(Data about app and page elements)

##########

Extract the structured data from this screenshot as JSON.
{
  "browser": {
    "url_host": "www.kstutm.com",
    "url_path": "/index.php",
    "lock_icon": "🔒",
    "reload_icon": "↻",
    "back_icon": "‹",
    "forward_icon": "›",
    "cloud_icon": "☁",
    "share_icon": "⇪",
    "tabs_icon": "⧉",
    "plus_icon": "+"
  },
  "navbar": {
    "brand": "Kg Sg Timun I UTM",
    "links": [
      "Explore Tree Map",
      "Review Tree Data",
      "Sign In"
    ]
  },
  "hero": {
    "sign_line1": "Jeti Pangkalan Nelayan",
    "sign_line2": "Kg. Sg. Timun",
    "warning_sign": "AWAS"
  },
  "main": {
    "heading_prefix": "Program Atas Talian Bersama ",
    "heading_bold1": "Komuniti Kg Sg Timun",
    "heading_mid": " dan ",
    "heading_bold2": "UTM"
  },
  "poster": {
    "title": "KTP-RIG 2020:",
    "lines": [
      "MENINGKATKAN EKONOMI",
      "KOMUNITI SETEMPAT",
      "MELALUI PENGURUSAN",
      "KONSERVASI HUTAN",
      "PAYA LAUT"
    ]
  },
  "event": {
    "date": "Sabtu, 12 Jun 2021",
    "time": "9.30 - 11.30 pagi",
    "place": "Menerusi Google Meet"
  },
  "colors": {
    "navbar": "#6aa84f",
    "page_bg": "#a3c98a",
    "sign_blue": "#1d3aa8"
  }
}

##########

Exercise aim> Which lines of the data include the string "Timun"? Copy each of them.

Written answer>
    "brand": "Kg Sg Timun I UTM",
    "sign_line2": "Kg. Sg. Timun",
    "heading_bold1": "Komuniti Kg Sg Timun",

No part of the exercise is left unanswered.